There’s a profile on Brian Wilson in today’s New York Times. It’s a bit more nuanced than your typical “that Brian Wilson is CRAZY!” article we’ve been seeing much of recently. I don’t think he’s crazy. Just a bit off center. Sometimes I wonder if it’s all calculated, but ultimately it’s harmless. It’s also probably the sort of thing that won’t sit will with his employers once he stops saving 40+ games a year. “Ball Four” wasn’t written that long ago. The notion that eccentricity in baseball is only acceptable if you’re an elite player likely still holds. As it does in almost every walk of life in our society, sadly enough.
OK, that got a tad pessimistic. This was the part I liked the best. Wilson’s ultimate aim:
“I’d like to be a crossword clue one day,” he said. “I want to be in The New York Times’s Sunday edition. Right now, the clue ‘Giants great’ is always Mel Ott. I want my clue to be down, not across. The down ones are usually harder. And when I’m the clue, I’ll fill it in — just that one — and frame it.
“How sweet would that be?”
Careful what you wish for, Brian. “Bearded Giants closer; blew Game 7” is just as valid a clue as any other.
It’s been just over a week since Giants’ left-hander Madison Bumgarner got a serious scare after a nasty dirt bike accident. He escaped with bruised ribs and a Grade 2 strain of his left shoulder AC joint, but there was some speculation that the injuries would cause a significant, if not permanent, setback in the southpaw’s career. Thankfully, things aren’t looking quite so bleak today. Not only will Bumgarner not require surgery, but he could return as soon as the week following the All-Star break, the Giants said Friday.
Of course, that timeline is wholly dependent on how smoothly the recovery process goes, so nothing is set in stone yet.
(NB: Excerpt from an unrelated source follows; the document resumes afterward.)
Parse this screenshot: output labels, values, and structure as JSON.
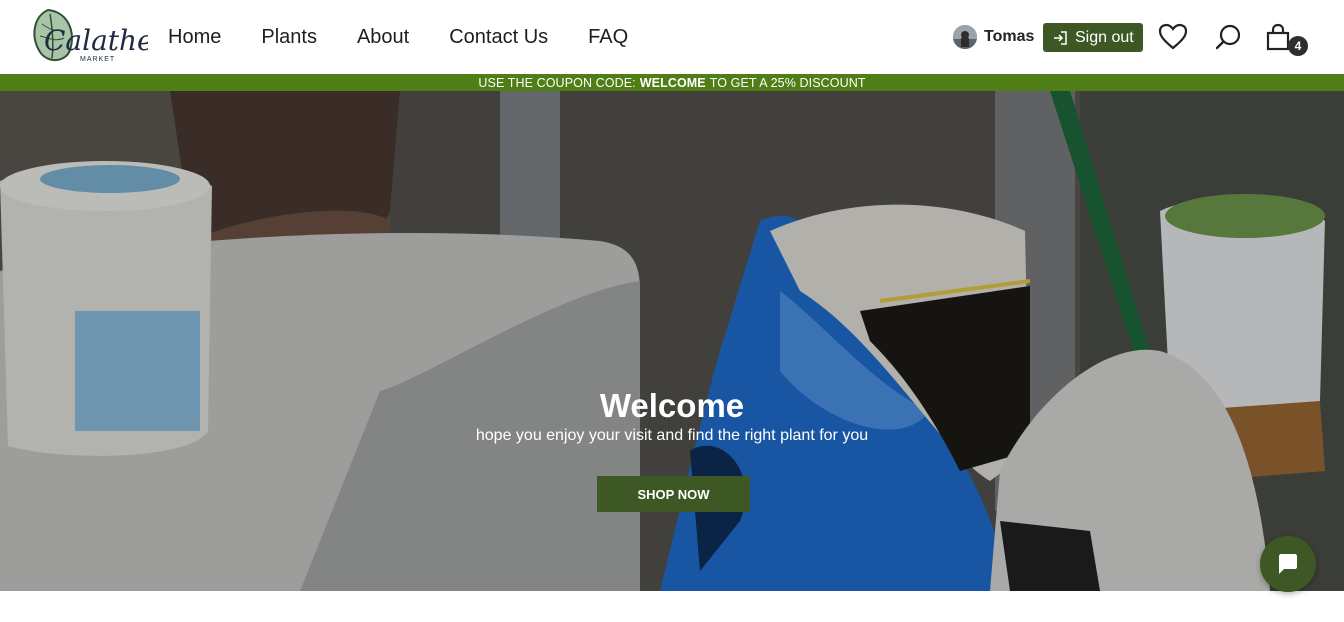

NBC Sports Bay Area’s Alex Pavlovic estimates 2-3 months of rest and rehab, including “two months before he can get back on the mound and then another three to four weeks of throwing and rehab starts before he’s big league-ready.” It’s a long and laborious schedule, but still looks much better than any surgical alternative.
Prior to the accident, Bumgarner was working on a solid start to the 2017 season. He maintained a 3.00 ERA, 1.3 BB/9 and 9.3 SO/9 through 27 innings with the club, though his average 1.75 runs of support per start fed into an 0-3 record.
You’ve seen Carlos Gomez’s 461-foot home run. You’ve seen Joey Gallo’s 462-foot blast. You’ve seen Corey Seager’s 462-footer, too. During Friday’s series opener against the Yankees, Manny Machado delivered the tie-breaker we were all hoping for, launching a 470-foot moonshot over the center field wall to pad the Orioles’ 5-0 lead in the fifth:
It was Machado’s fourth homer of the season, and quite a doozy, according to Statcast. MLB.com’s Brittany Ghiroli says that it’s currently the longest home run recorded at Yankee Stadium, dating back through Statcast’s inception in 2015.
Through eight innings, the Yankees and Orioles combined for five home runs and two grand slams, though none reached quite as far as Machado’s record-setting blast. Aaron Judge went deep twice, hitting the 417-foot mark in the fifth inning and the 435-mark in the sixth, while Mark Trumbo executed a 459-foot grand slam in the sixth inning, followed by a 420-foot slam from Jacoby Ellsbury in the seventh. The Orioles currently lead the Yankees 11-8 in the ninth inning.